The Atlantic's article raises the principle question: what does it mean? Such symbolic actions have occurred before, when then Pope Paul VI and then Patriarch Athenagoras agreed to lift their church's excommunications of each other. The trouble was, of course, Athenagoras spoke only for himself, and not for other Orthodox bishops, who retained those excommunications in their services. Thus, should any sort of mutual dogmatic statement or formal agreement of reunion emerge from the council, it will, in this author's opinion, probably be on Rome's, not Orthodoxy's, terms, since rumors have long abounded within the Orthodox world that the Ecumenical patriarchate itself is propped up largely by money coming from the Vatican. Any statement of formal union that might result at such a council, if it leaves intact all features of both churches, would, to traditional Orthodox, be highly problematic best. "Saints," such as the murderous Domingo (Dominic) Guzman, founder of the Inquisition, would have to be accepted, or at the minimum, it would have to be understood that Roman Catholics could go on honoring him as such. In the case of such formal agreements, there would be an inevitable schism within the Orthodox world, and if the Patriarchate of Moscow, arguably the most powerful and influential within Eastern Orthodoxy, were to concur in any such formal agreements or statements, it could provoke internal schisms within the Russian Church, and these in turn could weaken the government, or, conversely, lead to government interventions, or both. Should such agreements occur, and Moscow not accept them, it could lead to internal divisions between Greek Orthodox Church jurisdictions associated with Constantinople, and Slavic jurisdictions associated with Moscow, and further weakening the Orthodox world.
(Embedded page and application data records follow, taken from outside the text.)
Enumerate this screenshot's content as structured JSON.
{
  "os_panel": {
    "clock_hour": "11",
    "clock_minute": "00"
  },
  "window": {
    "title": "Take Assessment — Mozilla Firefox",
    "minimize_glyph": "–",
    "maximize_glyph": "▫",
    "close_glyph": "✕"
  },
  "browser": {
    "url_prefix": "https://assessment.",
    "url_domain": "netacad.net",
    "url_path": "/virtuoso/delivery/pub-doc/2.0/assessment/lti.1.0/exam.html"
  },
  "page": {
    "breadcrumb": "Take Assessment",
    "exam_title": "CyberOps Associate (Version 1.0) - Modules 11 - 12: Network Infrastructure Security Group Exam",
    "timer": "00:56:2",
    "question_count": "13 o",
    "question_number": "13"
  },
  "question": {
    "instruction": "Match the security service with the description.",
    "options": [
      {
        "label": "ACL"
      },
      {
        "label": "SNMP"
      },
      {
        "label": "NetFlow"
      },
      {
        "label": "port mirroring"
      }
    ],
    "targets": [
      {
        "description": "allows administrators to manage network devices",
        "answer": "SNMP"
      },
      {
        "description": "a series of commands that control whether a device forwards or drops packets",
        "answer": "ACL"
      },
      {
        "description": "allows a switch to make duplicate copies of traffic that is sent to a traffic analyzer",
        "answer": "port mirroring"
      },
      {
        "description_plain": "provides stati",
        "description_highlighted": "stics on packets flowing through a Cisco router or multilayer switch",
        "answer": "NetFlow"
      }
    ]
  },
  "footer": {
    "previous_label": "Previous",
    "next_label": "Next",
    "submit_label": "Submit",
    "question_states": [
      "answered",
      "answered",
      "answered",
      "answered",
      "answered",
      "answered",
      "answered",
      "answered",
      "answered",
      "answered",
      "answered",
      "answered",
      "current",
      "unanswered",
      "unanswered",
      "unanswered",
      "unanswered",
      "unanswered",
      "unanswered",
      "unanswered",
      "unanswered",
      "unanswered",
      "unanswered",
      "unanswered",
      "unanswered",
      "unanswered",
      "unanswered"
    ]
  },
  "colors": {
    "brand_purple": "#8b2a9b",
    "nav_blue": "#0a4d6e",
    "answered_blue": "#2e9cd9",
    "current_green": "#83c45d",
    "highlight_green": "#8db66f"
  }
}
Indeed, that might be the hidden geopolitical objective. And that suggests that other geopolitical (and therefore financial) agendas may be in view. As we have repeatedly emphasized on this website, Mr. Putin and the BRICSA bloc have been constant thorns in the side of the western power structure, of which the Vatican is, to be sure, an integral part. One may be looking at an attempt to integrate Christendom by means of various "paper unions" designed ultimately to suborn Russia, the one remaining Orthodox power within the BRICSA bloc, for strictly speaking, any accord with Rome in which Rome does not renounce the papal claims and other theological issues, are not Orthodox, and therefore, impossible for Orthodoxy to enter into.

Thus, make no mistake about it, barring any change in the Russian government, Mr. Putin and whoever is the incumbent in the Patriarchate of Moscow in 2025, will face their biggest test of diplomacy, for it could be argued that this is the Atlanticist-globalist agenda at work, in the guise of ecumenism. In that respect, it would behoove all who contemplate the meaning of Rome's attempts to update itself from Vatican II on, to recall that at the Second Vatican Council, amid all the wonderful flowery rhetoric flowing out of its decrees, the language of one component of Roman Catholic doctrine did not change, and that was precise the component concerning the papal claims itself, which were asserted in all their fullness, and without any margin for misinterpretation.

See you on the flip side.

(MANY thanks to Mr. S.D. for bringing this to our attention.)